    Very colorful, a great fielder who when he hit a home run said he hit a “tater” for Magnolia (his mother). He was part of a team that will always live on in my heart: the Boomer, Yaz, Tony C., Rico, Joe Foy, Jerry Adare, Jim Lonberg, Jose Santiago, Russ Gibson, Dalton Jones, Reggie Smith, etc.

  • Rick M

    I actually played basketball against George in the late 60s. The Red Sox had a team that would travel around for charity events and we played them. Group of high school teacher and we won by a point thanks to a ringer we had. George and Rico had serious game.

    A few years ago I was attending a Brockton Rox game and they were playing Pittsfield. This is Indy league ball and George was the manager of Pittsfield. How sad to watch him. He was exceptionally heavy and could hardly make it to the mound. Not sure but I think he had diabetes. Since George and I are the same age. I choose to remember him as he was in the late 60s.

    George was one of a string of Black players who got shuffled out of Boston in the 60s and early 70s and usually for little. Reggie Smith, George, Earl
    Wilson, Ben Oglivie, and a few others. Made me wonder.

    To this day you will NEVER convince me that Hamilton was not head hunting or sending a message. The Sox had played the Angels in LA a week or so prior to the Fenway encounter and there were a few incidents and Lonborg – whose game was high and tight in ’67 (Thanks, “Barber”) – had sent a few messages to Anaheim batters. Tony C. was notorious for both hanging over the plate and not being that quick at avoiding brush backs. Bad combo. On the radio it was a sickening thud.
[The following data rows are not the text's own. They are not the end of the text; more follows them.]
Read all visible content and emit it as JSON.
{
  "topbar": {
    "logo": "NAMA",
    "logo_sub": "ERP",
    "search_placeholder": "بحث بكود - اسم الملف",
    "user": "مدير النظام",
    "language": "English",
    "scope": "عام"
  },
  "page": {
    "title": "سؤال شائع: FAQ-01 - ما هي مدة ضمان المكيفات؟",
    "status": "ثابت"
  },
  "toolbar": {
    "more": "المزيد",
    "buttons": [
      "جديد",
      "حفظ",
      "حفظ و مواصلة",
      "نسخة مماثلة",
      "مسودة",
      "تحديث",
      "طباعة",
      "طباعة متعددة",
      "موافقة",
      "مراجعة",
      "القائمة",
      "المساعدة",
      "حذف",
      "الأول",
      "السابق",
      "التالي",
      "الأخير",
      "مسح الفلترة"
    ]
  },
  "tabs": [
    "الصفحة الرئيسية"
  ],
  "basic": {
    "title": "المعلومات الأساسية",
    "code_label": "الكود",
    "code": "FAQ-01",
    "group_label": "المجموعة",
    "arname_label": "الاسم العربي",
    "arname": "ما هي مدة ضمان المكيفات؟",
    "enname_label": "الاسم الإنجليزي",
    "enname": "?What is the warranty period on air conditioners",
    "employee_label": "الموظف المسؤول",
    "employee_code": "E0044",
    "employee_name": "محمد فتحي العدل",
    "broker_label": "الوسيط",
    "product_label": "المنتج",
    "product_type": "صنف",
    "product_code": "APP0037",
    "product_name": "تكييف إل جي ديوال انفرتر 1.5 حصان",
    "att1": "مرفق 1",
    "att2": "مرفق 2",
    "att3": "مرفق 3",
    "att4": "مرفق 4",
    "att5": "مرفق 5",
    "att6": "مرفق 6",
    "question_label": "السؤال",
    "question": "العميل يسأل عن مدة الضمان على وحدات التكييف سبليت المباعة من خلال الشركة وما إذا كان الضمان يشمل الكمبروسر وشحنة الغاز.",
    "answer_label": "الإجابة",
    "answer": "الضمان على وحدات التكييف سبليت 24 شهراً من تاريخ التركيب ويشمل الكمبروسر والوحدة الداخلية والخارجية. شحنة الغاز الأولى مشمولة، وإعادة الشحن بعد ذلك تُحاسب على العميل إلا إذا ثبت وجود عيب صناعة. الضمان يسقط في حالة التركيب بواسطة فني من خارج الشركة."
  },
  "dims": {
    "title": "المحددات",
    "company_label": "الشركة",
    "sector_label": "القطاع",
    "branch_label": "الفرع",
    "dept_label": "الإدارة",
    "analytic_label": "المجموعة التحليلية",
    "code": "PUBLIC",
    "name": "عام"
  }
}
  • Jim Farago

    61? I don’t think so. That would make him 15 when he was on the ’67 “Impossible Dream” team. I am saddened to hear of his death. Baseball, as well as other major sports, could use more people like him. RIP Boomer.